Currently, I’m a full-time illustrator. It’s only been two years or so since I’ve been freelancing and to be honest, I’ve only started getting regular work the past couple of months! Before I had any work, I wished I’d get any work at all to earn enough make a living but once I started getting jobs, I took in all the jobs and drowned myself in work. Due to my inexperience in balancing my workflow, there wasn’t much distinction between work and life – especially since I work at home. I’m still trying to figure it out.

How do you promote your work?

I promote my work on Instagram and other social media accounts and I’ve also sent out so many emails to cool clients I wanted to work with! I think going to conventions or art fairs and making small designed goodies are also a good way to promote yourself and meet people in person.

"Suncheon Bay Reeds" illustration by artist Subin Yang showing the wildlife of Suncheon Bay.

Any advice for your younger self?

Nothing in life is constant or set. Adulthood is all just lots of loose ends, no conclusions, lots of multitasking, and nothing is organized. Try to learn how to let go of control a little and not be lazy.

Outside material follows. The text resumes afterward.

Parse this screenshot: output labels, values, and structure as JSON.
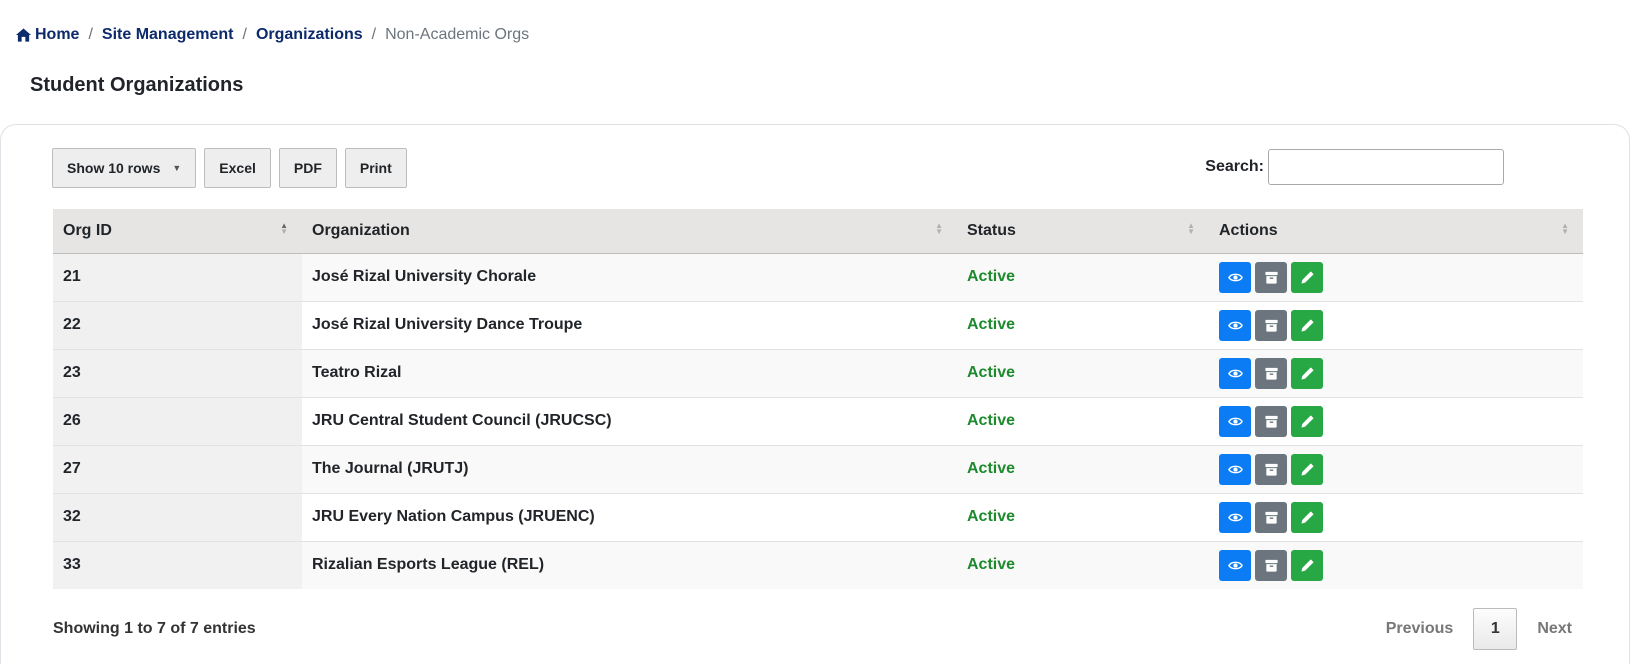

What do you love and hate about the creative life?

I love that my job is about making something. Something beautiful, somewhat new, interesting, and fun. I hate that so much of my work is so personal to me and I don’t always like the work I make. But when you make art your job, it’s more about getting work done than just your personal satisfaction.

Favorite Artist?

Louise Bourgeois

Favorite Film?

Whisper of the Heart

Favorite Book?


Favorite Musician/Album?

Baek Yerin / Taeko Ohnuki

Favorite City to Visit?

Portland (I miss it!)

Favorite Meal to Cook?


Subin Yang is our March 2020 artist. Sign up for a Papirmass Art Print Subscription today so you don’t miss her print!

Check out more of Subin’s artwork in our online gallery and follow us @papirmass for more news about our March issue.